**DESCRIPTION OF THE TASK**
A picture-free, exact reproduction of the listing that follows is required.

-*-*-

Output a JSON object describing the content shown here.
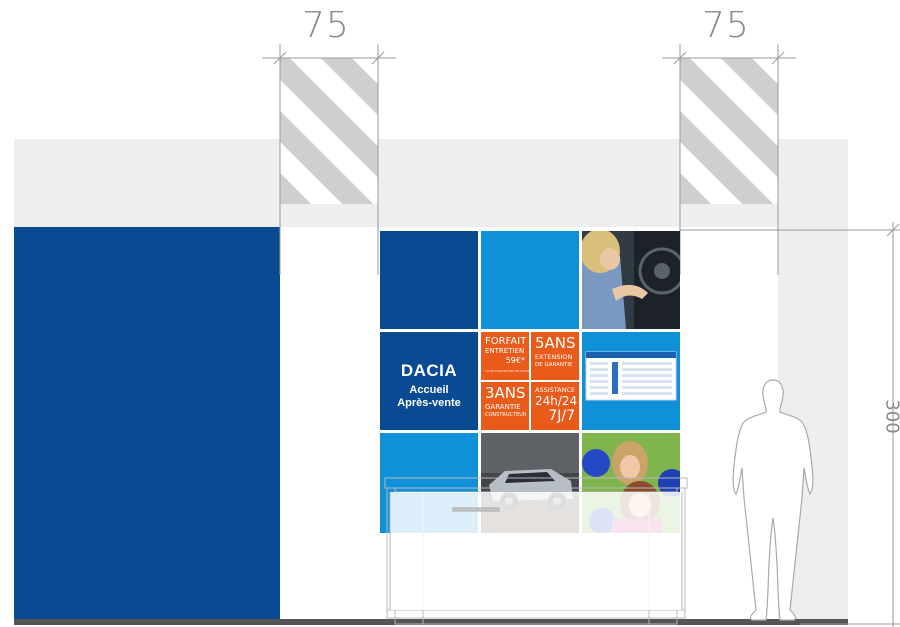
{
  "dimensions": {
    "left_width": "75",
    "right_width": "75",
    "height": "300"
  },
  "panel": {
    "logo_text": "DACIA",
    "subtitle_line1": "Accueil",
    "subtitle_line2": "Après-vente",
    "offers": {
      "forfait_line1": "FORFAIT",
      "forfait_line2": "ENTRETIEN",
      "forfait_price": "59€*",
      "forfait_fine_print": "*VOIR CONDITIONS EN ATELIER",
      "extension_big": "5ANS",
      "extension_line1": "EXTENSION",
      "extension_line2": "DE GARANTIE",
      "garantie_big": "3ANS",
      "garantie_line1": "GARANTIE",
      "garantie_line2": "CONSTRUCTEUR",
      "assistance_line1": "ASSISTANCE",
      "assistance_line2": "24h/24",
      "assistance_line3": "7J/7"
    }
  },
  "colors": {
    "dacia_blue": "#0a4a93",
    "light_blue": "#0f90d8",
    "orange": "#e85b1a",
    "soffit_grey": "#eeeeee",
    "hatch_grey": "#cfcfcf",
    "floor": "#555555"
  },
  "images": [
    "woman-at-car-photo",
    "price-table-screen",
    "suv-offroad-photo",
    "happy-women-balloons-photo"
  ]
}
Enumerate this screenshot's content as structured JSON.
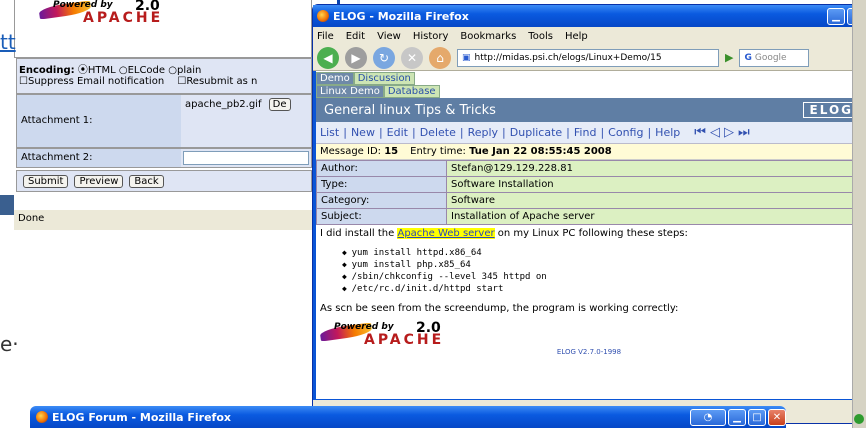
{
  "left_window": {
    "encoding_label": "Encoding:",
    "enc_opts": [
      "HTML",
      "ELCode",
      "plain"
    ],
    "suppress_label": "Suppress Email notification",
    "resubmit_label": "Resubmit as n",
    "att1_label": "Attachment 1:",
    "att1_file": "apache_pb2.gif",
    "att1_btn": "De",
    "att2_label": "Attachment 2:",
    "submit": "Submit",
    "preview": "Preview",
    "back": "Back",
    "status": "Done",
    "edge_text": "tt",
    "bottom_char": "e·"
  },
  "apache_logo": {
    "powered_by": "Powered by",
    "version": "2.0",
    "word": "APACHE"
  },
  "firefox": {
    "title": "ELOG - Mozilla Firefox",
    "menus": [
      "File",
      "Edit",
      "View",
      "History",
      "Bookmarks",
      "Tools",
      "Help"
    ],
    "url": "http://midas.psi.ch/elogs/Linux+Demo/15",
    "search_placeholder": "Google",
    "tabs_row1": [
      "Demo",
      "Discussion"
    ],
    "tabs_row2": [
      "Linux Demo",
      "Database"
    ],
    "header_title": "General linux Tips & Tricks",
    "logo_text": "ELOG",
    "menu_items": [
      "List",
      "New",
      "Edit",
      "Delete",
      "Reply",
      "Duplicate",
      "Find",
      "Config",
      "Help"
    ],
    "message_id_label": "Message ID:",
    "message_id": "15",
    "entry_time_label": "Entry time:",
    "entry_time": "Tue Jan 22 08:55:45 2008",
    "attributes": [
      {
        "key": "Author:",
        "value": "Stefan@129.129.228.81"
      },
      {
        "key": "Type:",
        "value": "Software Installation"
      },
      {
        "key": "Category:",
        "value": "Software"
      },
      {
        "key": "Subject:",
        "value": "Installation of Apache server"
      }
    ],
    "body_pre": "I did install the ",
    "body_link": "Apache Web server",
    "body_post": " on my Linux PC following these steps:",
    "commands": [
      "yum install httpd.x86_64",
      "yum install php.x85_64",
      "/sbin/chkconfig --level 345 httpd on",
      "/etc/rc.d/init.d/httpd start"
    ],
    "body_end": "As scn be seen from the screendump, the program is working correctly:",
    "version_footer": "ELOG V2.7.0-1998"
  },
  "bottom_window": {
    "title": "ELOG Forum - Mozilla Firefox"
  }
}
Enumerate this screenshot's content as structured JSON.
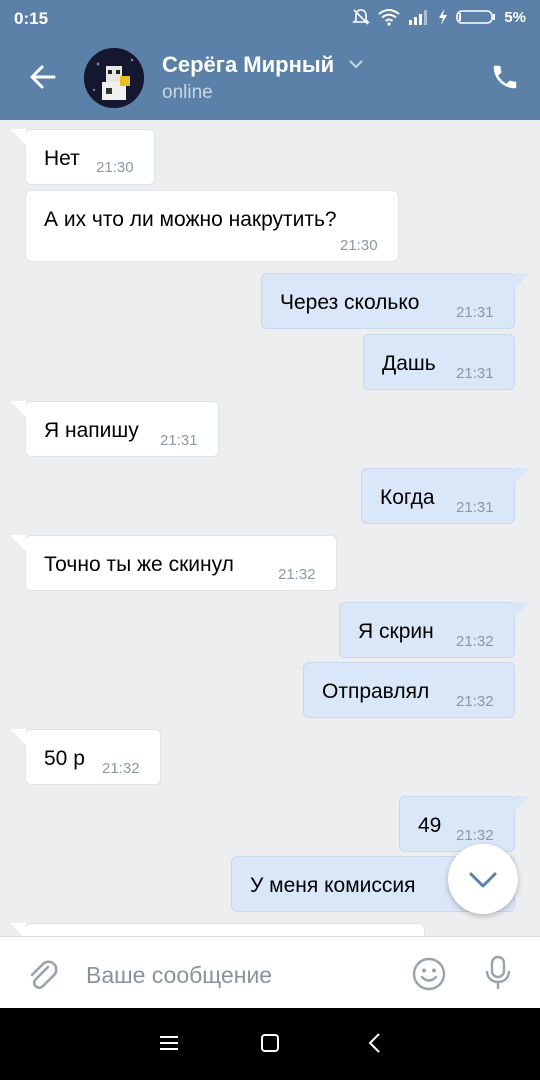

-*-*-

**RESPONSE AREA**
Output a JSON object describing the content shown here.
{
  "dimensions": {
    "left_width": "75",
    "right_width": "75",
    "height": "300"
  },
  "panel": {
    "logo_text": "DACIA",
    "subtitle_line1": "Accueil",
    "subtitle_line2": "Après-vente",
    "offers": {
      "forfait_line1": "FORFAIT",
      "forfait_line2": "ENTRETIEN",
      "forfait_price": "59€*",
      "forfait_fine_print": "*VOIR CONDITIONS EN ATELIER",
      "extension_big": "5ANS",
      "extension_line1": "EXTENSION",
      "extension_line2": "DE GARANTIE",
      "garantie_big": "3ANS",
      "garantie_line1": "GARANTIE",
      "garantie_line2": "CONSTRUCTEUR",
      "assistance_line1": "ASSISTANCE",
      "assistance_line2": "24h/24",
      "assistance_line3": "7J/7"
    }
  },
  "colors": {
    "dacia_blue": "#0a4a93",
    "light_blue": "#0f90d8",
    "orange": "#e85b1a",
    "soffit_grey": "#eeeeee",
    "hatch_grey": "#cfcfcf",
    "floor": "#555555"
  },
  "images": [
    "woman-at-car-photo",
    "price-table-screen",
    "suv-offroad-photo",
    "happy-women-balloons-photo"
  ]
}
Enumerate this screenshot's content as structured JSON.
{
  "left_window": {
    "encoding_label": "Encoding:",
    "enc_opts": [
      "HTML",
      "ELCode",
      "plain"
    ],
    "suppress_label": "Suppress Email notification",
    "resubmit_label": "Resubmit as n",
    "att1_label": "Attachment 1:",
    "att1_file": "apache_pb2.gif",
    "att1_btn": "De",
    "att2_label": "Attachment 2:",
    "submit": "Submit",
    "preview": "Preview",
    "back": "Back",
    "status": "Done",
    "edge_text": "tt",
    "bottom_char": "e·"
  },
  "apache_logo": {
    "powered_by": "Powered by",
    "version": "2.0",
    "word": "APACHE"
  },
  "firefox": {
    "title": "ELOG - Mozilla Firefox",
    "menus": [
      "File",
      "Edit",
      "View",
      "History",
      "Bookmarks",
      "Tools",
      "Help"
    ],
    "url": "http://midas.psi.ch/elogs/Linux+Demo/15",
    "search_placeholder": "Google",
    "tabs_row1": [
      "Demo",
      "Discussion"
    ],
    "tabs_row2": [
      "Linux Demo",
      "Database"
    ],
    "header_title": "General linux Tips & Tricks",
    "logo_text": "ELOG",
    "menu_items": [
      "List",
      "New",
      "Edit",
      "Delete",
      "Reply",
      "Duplicate",
      "Find",
      "Config",
      "Help"
    ],
    "message_id_label": "Message ID:",
    "message_id": "15",
    "entry_time_label": "Entry time:",
    "entry_time": "Tue Jan 22 08:55:45 2008",
    "attributes": [
      {
        "key": "Author:",
        "value": "Stefan@129.129.228.81"
      },
      {
        "key": "Type:",
        "value": "Software Installation"
      },
      {
        "key": "Category:",
        "value": "Software"
      },
      {
        "key": "Subject:",
        "value": "Installation of Apache server"
      }
    ],
    "body_pre": "I did install the ",
    "body_link": "Apache Web server",
    "body_post": " on my Linux PC following these steps:",
    "commands": [
      "yum install httpd.x86_64",
      "yum install php.x85_64",
      "/sbin/chkconfig --level 345 httpd on",
      "/etc/rc.d/init.d/httpd start"
    ],
    "body_end": "As scn be seen from the screendump, the program is working correctly:",
    "version_footer": "ELOG V2.7.0-1998"
  },
  "bottom_window": {
    "title": "ELOG Forum - Mozilla Firefox"
  }
}
Enumerate this screenshot's content as structured JSON.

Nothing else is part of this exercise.